- _What is expected_
Your answer should be every line from the records that contains "featured".

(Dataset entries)
****
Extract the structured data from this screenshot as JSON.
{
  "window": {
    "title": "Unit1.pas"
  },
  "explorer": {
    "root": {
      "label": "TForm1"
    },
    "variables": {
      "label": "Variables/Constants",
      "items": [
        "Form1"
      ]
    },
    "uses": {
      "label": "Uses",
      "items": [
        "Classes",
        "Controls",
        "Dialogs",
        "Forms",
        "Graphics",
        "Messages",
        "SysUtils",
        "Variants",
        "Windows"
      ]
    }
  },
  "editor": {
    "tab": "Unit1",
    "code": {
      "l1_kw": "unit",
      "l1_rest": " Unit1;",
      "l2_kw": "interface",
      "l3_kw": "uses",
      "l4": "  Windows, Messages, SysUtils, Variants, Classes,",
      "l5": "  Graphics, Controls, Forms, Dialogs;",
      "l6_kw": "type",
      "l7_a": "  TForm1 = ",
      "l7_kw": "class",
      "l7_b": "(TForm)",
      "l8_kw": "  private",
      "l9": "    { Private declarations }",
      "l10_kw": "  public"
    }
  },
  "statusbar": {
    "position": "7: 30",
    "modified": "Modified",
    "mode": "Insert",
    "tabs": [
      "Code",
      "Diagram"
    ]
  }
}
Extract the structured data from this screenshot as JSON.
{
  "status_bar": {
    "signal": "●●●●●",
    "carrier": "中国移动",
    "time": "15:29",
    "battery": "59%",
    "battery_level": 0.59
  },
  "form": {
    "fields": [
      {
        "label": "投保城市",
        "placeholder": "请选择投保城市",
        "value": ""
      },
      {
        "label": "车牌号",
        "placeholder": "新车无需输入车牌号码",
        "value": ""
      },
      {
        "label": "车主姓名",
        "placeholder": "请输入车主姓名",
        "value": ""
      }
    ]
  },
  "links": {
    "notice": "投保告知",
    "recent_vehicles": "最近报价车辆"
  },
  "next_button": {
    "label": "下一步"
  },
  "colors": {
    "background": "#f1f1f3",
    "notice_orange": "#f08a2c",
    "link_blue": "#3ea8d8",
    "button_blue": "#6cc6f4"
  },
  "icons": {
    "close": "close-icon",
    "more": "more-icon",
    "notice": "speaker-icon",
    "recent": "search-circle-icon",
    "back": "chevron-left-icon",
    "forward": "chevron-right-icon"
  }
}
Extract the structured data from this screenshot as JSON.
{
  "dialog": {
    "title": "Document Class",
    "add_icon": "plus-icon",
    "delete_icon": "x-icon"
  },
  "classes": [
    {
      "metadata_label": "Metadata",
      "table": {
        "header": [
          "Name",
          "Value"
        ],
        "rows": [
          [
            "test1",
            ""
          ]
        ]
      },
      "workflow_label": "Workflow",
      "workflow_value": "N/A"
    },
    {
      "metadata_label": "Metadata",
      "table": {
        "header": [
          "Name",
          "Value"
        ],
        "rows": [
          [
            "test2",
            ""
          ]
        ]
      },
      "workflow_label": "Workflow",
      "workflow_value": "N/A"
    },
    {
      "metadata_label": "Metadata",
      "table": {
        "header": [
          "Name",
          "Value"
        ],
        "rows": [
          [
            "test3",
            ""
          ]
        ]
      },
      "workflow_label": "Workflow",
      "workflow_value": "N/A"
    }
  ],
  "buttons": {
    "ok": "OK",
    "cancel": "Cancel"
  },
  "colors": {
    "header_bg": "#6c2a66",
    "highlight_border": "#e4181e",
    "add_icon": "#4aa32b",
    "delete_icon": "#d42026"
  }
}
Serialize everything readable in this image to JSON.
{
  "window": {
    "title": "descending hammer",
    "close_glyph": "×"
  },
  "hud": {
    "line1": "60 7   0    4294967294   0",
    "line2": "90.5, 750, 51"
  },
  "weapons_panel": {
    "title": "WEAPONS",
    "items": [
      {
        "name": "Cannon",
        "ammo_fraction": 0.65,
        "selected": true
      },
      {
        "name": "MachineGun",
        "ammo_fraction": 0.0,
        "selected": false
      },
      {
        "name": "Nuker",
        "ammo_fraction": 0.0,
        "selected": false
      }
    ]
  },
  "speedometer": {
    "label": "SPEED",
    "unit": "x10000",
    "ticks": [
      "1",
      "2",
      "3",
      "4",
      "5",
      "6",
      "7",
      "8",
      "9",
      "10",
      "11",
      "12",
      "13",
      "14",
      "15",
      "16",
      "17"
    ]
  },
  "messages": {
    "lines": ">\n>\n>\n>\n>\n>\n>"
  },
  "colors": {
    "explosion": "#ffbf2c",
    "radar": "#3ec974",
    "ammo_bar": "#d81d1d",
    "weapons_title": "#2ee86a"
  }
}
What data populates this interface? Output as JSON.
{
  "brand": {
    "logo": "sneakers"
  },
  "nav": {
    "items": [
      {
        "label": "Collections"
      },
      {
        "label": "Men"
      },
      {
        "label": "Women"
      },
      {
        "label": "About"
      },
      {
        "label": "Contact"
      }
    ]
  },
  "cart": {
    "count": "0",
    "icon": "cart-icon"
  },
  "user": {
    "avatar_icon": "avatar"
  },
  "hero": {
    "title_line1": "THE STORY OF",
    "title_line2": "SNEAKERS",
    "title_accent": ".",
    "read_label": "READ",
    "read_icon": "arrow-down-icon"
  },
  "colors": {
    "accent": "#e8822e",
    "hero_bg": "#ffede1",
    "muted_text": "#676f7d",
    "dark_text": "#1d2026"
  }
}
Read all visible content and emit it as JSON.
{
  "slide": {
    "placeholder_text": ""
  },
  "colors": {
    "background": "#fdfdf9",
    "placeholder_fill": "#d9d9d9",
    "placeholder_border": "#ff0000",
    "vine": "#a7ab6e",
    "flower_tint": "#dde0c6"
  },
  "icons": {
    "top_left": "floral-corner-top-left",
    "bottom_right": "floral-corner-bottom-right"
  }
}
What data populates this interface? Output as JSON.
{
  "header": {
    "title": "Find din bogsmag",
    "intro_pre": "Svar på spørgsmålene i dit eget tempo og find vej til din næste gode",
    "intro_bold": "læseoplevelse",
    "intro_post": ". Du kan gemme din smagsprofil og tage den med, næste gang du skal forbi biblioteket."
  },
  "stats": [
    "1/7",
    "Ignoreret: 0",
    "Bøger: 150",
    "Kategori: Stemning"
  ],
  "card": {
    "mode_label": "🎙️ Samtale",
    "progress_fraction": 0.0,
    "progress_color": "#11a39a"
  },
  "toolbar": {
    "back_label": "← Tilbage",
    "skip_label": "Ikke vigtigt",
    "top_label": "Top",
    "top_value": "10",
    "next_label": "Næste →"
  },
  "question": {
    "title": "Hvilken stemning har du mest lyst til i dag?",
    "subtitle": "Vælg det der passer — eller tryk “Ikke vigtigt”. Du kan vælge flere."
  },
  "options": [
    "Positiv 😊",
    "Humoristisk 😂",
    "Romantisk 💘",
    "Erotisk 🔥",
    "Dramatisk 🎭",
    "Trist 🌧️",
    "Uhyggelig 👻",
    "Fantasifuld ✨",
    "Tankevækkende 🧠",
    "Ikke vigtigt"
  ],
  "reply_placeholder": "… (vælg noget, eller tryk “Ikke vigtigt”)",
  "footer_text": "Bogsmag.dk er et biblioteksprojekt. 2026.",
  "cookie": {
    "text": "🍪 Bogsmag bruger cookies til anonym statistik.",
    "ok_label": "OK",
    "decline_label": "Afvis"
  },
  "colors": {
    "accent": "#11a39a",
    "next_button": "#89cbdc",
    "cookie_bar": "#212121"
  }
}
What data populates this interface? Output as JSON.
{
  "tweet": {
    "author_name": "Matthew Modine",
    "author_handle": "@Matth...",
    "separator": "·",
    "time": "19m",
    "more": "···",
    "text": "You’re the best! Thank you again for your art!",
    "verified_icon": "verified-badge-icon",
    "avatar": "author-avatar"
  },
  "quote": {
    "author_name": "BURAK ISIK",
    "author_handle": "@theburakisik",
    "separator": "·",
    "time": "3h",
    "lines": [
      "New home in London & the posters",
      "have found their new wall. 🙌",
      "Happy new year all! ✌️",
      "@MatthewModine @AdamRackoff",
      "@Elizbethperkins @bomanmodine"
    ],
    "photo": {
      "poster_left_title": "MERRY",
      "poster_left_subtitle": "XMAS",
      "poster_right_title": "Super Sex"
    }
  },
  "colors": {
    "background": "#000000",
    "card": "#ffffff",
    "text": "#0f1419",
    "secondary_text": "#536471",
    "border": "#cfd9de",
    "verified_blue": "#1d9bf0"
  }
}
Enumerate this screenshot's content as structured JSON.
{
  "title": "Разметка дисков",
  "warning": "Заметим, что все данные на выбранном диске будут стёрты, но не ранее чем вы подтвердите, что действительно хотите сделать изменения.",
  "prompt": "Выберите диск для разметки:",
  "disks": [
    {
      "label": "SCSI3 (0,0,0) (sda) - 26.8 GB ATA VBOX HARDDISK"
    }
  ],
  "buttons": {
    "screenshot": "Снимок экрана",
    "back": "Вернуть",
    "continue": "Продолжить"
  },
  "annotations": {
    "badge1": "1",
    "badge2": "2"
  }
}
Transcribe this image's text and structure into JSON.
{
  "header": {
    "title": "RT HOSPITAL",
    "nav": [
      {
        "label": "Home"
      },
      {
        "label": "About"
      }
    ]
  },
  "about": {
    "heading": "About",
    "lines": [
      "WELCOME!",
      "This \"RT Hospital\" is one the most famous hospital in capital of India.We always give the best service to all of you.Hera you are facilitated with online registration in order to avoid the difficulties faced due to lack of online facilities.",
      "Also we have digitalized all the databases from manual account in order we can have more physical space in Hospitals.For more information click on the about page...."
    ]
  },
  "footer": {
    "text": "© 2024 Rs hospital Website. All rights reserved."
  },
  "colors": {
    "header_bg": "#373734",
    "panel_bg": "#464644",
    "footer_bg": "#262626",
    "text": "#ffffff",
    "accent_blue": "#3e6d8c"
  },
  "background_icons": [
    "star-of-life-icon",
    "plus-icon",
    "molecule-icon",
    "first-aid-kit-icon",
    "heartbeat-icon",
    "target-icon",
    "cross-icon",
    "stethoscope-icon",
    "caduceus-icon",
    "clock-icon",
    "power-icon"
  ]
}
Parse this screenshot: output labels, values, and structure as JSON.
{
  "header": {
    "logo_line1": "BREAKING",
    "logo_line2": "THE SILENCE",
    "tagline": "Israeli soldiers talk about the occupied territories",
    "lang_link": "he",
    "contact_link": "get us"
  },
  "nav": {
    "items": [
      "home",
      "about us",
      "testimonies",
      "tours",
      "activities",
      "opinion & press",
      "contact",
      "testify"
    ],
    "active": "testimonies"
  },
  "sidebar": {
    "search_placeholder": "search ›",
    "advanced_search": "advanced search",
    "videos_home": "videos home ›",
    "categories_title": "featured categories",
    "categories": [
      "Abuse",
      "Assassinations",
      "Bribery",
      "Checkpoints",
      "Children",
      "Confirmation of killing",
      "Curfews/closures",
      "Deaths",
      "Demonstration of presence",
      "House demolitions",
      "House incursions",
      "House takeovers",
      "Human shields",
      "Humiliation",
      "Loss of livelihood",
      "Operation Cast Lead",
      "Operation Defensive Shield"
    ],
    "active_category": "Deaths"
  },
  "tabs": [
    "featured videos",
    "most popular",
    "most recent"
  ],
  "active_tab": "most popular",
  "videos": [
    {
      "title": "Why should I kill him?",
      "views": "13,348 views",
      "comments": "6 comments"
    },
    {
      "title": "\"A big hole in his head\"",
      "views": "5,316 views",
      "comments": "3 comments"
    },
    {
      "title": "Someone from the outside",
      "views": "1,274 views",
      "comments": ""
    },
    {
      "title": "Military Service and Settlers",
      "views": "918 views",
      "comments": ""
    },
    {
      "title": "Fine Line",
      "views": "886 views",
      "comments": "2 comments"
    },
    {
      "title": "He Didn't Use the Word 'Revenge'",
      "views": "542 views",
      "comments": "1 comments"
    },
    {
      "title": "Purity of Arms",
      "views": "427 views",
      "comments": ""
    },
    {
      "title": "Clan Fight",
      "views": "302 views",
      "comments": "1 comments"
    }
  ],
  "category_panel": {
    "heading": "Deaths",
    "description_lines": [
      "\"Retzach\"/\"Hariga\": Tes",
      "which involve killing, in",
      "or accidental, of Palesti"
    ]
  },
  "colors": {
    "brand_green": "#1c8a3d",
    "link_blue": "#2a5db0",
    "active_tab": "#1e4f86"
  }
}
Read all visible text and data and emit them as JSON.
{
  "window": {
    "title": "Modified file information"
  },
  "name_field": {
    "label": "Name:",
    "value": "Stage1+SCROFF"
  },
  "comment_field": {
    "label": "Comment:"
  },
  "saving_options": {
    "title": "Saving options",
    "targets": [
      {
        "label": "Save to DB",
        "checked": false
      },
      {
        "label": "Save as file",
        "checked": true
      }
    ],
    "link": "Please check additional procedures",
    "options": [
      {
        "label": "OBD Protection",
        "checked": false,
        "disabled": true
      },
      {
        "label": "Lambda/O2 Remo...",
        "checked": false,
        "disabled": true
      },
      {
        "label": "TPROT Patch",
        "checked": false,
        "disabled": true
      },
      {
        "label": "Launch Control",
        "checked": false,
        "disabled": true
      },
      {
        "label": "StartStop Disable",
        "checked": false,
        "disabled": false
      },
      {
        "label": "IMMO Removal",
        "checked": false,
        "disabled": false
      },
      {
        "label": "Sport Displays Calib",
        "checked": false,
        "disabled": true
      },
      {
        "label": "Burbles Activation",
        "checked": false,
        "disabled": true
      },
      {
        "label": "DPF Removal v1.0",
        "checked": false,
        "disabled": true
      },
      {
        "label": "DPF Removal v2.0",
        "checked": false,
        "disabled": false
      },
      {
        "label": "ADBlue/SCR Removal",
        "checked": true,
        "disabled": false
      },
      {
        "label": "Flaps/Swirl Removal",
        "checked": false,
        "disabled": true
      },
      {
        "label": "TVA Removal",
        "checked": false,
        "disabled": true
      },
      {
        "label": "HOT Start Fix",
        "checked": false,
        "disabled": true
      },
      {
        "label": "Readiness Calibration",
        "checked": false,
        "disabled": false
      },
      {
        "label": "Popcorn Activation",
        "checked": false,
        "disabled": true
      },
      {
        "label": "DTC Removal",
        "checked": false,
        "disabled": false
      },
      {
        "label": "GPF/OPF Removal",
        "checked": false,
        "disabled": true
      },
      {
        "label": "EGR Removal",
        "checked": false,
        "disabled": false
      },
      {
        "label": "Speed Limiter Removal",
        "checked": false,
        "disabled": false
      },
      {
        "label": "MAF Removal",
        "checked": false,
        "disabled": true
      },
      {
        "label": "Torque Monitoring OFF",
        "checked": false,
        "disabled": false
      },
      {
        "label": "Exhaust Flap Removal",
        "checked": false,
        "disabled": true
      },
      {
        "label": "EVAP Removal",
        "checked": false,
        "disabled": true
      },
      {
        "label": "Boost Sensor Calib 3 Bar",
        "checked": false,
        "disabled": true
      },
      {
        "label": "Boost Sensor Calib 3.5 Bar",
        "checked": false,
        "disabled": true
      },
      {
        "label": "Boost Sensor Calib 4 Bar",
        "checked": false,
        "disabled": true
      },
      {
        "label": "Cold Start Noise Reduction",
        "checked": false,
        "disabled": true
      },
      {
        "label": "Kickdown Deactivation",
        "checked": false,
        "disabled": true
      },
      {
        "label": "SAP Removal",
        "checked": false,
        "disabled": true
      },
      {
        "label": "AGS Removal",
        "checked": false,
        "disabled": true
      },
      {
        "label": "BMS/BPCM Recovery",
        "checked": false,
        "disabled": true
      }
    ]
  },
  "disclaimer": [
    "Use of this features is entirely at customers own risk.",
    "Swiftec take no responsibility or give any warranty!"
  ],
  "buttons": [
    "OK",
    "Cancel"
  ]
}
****
- _Result of this exercise_
    "categories_title": "featured categories",
    "featured videos",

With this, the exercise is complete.